I am Sam Vaknin, and I am the author of Malignant Self-Love, Narcissism Revisited.
Holiday blues are a common occurrence, even among the mentally sound.
In the narcissist, holidays provoke a particularly virulent stream of pathological envy.
The narcissist is jealous at others for having a family, or for being able to celebrate lavishly, or for being in the right, suggestive mood.
The narcissist's cognitive dissonances crumble. He keeps telling himself, look at those inferior imitations of humans, slaves of their animated corpses, how they are wasting their time, how they are pretending to be happy.
Yet, deep inside, the narcissist knows that he is the defective one. He realizes that his inability to rejoice is a protracted and unusual punishment metered out to him by his very self.
The narcissist is sad and enraged on birthdays and holidays and special occasions. He wants to spoil it for those who can enjoy. He wants them to share his misery, to reduce them to his level of emotional abstinence and absence.
In short, the narcissist hates humans because he is unable to be one.
A long time ago, I received this letter from a narcissist. He said, I hate holidays and birthdays, including my very own birthday. It is because I hate it when people are happy. And I hate it when they are happy if I am not the cause of their happiness. I have to be the prime mover and shaker of everyone's mood. No one will tell me how I should feel. I am my own master. I feel that their happiness is false, fake, forced. I feel that they are hypocrites, dissimilating joy where there is none. I feel envious, humiliated by my envy and enraged by my humiliation. I feel that they are the recipients of a gift I will never have, the ability to enjoy life and to feel joy.
And then I do my best to destroy their mood. I bring bad news and tidings. I provoke a fight. I make a disparaging remark. I project a dire future. I soar uncertainty in the relationship.
And when the other person is sour and sad, I feel relieved and even elated. It's back to normal. My mood improves dramatically and I try to cheer her up.
Now, if she does cheer up, this time it's real. It's real because it's my doing. I control it and I control her.
Holidays reminds the narcissist of his childhood, the supportive and loving family he never had, of what could have been and never was and as he grows older, he knows never will be. He feels deprived and coupled with his rampant paranoia, he feels cheated and persecuted. He rails against the indifferent injustice of the faceless cold world.
Holidays are a conspiracy of the emotional haves against the emotional have-nots.
Birthdays are a narcissistic injury. As far as a narcissist is concerned, birthdays are an imposition, a reminder of vulnerability, a fake, fake events artificially construed.

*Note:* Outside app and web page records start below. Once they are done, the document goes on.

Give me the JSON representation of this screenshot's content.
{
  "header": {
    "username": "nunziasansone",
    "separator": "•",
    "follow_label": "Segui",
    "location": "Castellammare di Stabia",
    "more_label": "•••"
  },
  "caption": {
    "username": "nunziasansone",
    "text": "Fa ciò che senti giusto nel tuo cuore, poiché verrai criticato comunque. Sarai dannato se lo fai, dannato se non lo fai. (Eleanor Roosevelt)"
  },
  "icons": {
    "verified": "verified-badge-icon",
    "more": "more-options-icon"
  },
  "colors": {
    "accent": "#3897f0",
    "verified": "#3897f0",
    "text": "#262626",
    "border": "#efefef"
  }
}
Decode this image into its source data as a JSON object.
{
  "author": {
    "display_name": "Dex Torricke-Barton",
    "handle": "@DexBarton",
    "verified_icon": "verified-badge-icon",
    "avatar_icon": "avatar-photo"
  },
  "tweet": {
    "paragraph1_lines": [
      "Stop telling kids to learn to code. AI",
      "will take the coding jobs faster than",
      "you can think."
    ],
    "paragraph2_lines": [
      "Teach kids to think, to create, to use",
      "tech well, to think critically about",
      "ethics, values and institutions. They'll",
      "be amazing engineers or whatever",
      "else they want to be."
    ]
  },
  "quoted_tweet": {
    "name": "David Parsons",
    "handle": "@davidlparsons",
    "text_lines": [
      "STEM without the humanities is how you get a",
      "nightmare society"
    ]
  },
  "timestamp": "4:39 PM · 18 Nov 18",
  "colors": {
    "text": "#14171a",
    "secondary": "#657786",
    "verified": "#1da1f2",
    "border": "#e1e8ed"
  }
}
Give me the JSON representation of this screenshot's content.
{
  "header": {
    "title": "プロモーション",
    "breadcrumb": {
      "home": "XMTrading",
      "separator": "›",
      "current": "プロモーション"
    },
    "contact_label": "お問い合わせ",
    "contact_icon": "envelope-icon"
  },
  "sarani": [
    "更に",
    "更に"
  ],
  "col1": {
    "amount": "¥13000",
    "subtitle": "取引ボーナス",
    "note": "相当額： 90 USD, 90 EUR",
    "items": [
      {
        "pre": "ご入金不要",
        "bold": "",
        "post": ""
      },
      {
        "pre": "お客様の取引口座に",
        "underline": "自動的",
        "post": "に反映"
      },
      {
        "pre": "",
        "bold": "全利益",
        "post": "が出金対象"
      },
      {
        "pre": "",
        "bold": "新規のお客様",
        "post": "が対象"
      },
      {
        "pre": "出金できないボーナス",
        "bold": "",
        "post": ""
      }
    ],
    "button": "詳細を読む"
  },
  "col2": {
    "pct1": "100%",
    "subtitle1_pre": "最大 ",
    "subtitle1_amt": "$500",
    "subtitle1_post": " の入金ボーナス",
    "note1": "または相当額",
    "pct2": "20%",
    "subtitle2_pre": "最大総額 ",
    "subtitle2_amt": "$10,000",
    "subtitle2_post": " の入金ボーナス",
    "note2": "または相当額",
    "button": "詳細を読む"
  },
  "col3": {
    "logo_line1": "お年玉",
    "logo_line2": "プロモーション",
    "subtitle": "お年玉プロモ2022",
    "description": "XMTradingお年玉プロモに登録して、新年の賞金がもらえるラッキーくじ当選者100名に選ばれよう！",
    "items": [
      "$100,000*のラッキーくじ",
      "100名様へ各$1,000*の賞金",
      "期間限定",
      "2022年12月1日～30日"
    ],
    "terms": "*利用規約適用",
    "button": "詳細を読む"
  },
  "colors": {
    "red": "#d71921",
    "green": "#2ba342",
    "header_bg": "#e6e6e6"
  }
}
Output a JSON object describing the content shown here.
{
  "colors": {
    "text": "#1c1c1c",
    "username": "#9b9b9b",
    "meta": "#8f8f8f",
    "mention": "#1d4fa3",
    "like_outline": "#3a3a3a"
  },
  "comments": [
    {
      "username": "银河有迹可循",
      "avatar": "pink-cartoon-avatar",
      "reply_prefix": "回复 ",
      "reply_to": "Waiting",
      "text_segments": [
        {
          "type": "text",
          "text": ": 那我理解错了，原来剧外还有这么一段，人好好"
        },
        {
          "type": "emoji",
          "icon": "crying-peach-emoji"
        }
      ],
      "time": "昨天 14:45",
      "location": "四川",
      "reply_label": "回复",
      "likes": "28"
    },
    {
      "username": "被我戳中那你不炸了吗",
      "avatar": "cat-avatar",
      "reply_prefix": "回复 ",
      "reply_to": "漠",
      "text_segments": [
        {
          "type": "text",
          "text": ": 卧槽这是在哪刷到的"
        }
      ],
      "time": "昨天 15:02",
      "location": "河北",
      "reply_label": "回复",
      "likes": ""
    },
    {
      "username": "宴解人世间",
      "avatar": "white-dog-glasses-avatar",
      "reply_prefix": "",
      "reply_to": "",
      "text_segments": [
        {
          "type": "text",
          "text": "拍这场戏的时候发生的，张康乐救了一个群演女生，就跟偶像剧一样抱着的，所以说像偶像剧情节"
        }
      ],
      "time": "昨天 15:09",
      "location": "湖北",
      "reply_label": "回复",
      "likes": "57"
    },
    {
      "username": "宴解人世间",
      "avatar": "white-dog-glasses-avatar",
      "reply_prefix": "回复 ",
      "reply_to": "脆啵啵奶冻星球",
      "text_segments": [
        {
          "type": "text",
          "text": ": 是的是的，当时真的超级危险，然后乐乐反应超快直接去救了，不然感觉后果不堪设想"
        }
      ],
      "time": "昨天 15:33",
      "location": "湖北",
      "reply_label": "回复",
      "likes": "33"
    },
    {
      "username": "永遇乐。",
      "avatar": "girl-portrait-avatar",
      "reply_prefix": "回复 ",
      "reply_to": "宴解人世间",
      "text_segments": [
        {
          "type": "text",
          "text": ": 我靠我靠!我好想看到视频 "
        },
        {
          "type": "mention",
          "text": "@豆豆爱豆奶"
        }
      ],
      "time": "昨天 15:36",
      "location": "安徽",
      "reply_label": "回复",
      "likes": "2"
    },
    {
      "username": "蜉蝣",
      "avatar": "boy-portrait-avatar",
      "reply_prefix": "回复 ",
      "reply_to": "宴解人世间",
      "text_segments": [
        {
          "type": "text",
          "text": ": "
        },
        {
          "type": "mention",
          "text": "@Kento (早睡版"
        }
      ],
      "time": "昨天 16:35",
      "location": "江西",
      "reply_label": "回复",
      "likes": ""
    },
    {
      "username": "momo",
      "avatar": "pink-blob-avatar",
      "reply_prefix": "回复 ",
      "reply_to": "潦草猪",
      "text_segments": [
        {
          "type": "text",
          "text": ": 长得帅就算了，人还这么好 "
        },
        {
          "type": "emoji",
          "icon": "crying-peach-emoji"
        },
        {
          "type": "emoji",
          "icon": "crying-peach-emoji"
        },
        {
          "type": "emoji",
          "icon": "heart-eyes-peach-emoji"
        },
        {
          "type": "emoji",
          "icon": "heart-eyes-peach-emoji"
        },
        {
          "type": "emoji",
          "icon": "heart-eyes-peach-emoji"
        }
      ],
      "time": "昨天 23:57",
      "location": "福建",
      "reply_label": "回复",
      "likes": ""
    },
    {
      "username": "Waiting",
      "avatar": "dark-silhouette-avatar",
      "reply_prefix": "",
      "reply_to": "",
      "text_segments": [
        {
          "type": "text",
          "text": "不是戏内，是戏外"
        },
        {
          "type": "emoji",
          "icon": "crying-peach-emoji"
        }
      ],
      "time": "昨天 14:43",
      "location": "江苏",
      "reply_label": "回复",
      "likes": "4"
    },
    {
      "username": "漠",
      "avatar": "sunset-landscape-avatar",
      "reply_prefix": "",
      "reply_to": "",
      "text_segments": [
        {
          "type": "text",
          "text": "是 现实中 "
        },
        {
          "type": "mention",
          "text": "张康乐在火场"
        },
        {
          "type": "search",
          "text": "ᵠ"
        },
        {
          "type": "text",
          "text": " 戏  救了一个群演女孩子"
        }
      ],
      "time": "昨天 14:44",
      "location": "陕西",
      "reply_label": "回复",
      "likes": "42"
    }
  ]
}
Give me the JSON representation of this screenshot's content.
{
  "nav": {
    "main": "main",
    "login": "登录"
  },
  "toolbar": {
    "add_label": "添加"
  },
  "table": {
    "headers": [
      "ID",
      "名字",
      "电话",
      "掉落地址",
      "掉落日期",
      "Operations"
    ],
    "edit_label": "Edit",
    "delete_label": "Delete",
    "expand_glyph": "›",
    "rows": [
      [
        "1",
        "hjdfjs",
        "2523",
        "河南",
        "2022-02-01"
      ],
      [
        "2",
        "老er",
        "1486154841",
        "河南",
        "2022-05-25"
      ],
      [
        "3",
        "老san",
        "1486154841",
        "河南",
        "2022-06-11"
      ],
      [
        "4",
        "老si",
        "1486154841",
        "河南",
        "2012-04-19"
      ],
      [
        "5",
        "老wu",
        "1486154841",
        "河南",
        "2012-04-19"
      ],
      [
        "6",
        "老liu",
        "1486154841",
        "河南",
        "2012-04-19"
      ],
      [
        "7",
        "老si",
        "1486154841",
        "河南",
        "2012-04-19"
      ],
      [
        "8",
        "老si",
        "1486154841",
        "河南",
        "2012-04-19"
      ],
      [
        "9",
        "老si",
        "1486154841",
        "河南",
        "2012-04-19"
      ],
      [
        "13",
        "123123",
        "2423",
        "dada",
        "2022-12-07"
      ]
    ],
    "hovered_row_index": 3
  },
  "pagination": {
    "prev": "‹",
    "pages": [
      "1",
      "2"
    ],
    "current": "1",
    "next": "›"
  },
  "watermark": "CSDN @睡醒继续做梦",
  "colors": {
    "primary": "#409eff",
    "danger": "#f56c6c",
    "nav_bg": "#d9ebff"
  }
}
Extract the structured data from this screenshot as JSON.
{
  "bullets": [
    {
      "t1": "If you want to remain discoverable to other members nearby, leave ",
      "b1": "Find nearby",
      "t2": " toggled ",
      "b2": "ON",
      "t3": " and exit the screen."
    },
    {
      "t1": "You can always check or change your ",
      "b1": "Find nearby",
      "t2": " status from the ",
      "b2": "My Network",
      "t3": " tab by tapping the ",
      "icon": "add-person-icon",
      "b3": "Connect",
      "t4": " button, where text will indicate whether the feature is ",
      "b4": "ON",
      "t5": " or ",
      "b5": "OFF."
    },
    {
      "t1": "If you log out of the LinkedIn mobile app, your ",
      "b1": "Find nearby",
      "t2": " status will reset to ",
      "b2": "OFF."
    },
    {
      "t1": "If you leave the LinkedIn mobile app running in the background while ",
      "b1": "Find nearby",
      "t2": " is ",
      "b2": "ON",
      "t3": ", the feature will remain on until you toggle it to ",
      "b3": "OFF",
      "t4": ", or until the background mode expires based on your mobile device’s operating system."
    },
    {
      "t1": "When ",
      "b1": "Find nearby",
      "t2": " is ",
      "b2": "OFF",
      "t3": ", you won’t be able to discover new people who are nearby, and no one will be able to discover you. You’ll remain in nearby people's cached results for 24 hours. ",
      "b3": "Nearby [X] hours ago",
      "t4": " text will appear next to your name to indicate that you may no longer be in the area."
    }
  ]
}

The narcissist destroys the happiness of others in order to equalize the misery, to spread it around. He rages in order to induce rage in others. Holidays creating the narcissist an abandon of negative and holistic emotions, the only one he consciously possesses and experiences.
On holidays and on his birthday, the narcissist makes it a point to carry on with his routine. He accepts no gifts. He does not celebrate. He works till the wee hours of the night. This is his demonstrative refusal to participate. It's a rejection of the social norms. It's an in-your-face statement of withdrawal. It makes the narcissist feel unique. It makes him feel even more deprived and punished. It feeds the furnace of hatred, the bestial anger, the all-engulfing scorn that he harbors.
The narcissist wants to be drawn out of his sulking and pouting, yet he declines any such offer. He evades any such attempt. He hurts those who try to make him smile and forget.
In times like that, in holidays and birthdays, the narcissist is reminded of a fundamental truth of his voluptuous, virulent, spiteful, hissing and spitting grudge of the fact that this grudge is all he has.
Those who threaten to take this grudge away from him, with their love, their affection, with their compassion and care, those people are the mortal enemies of the narcissist indeed.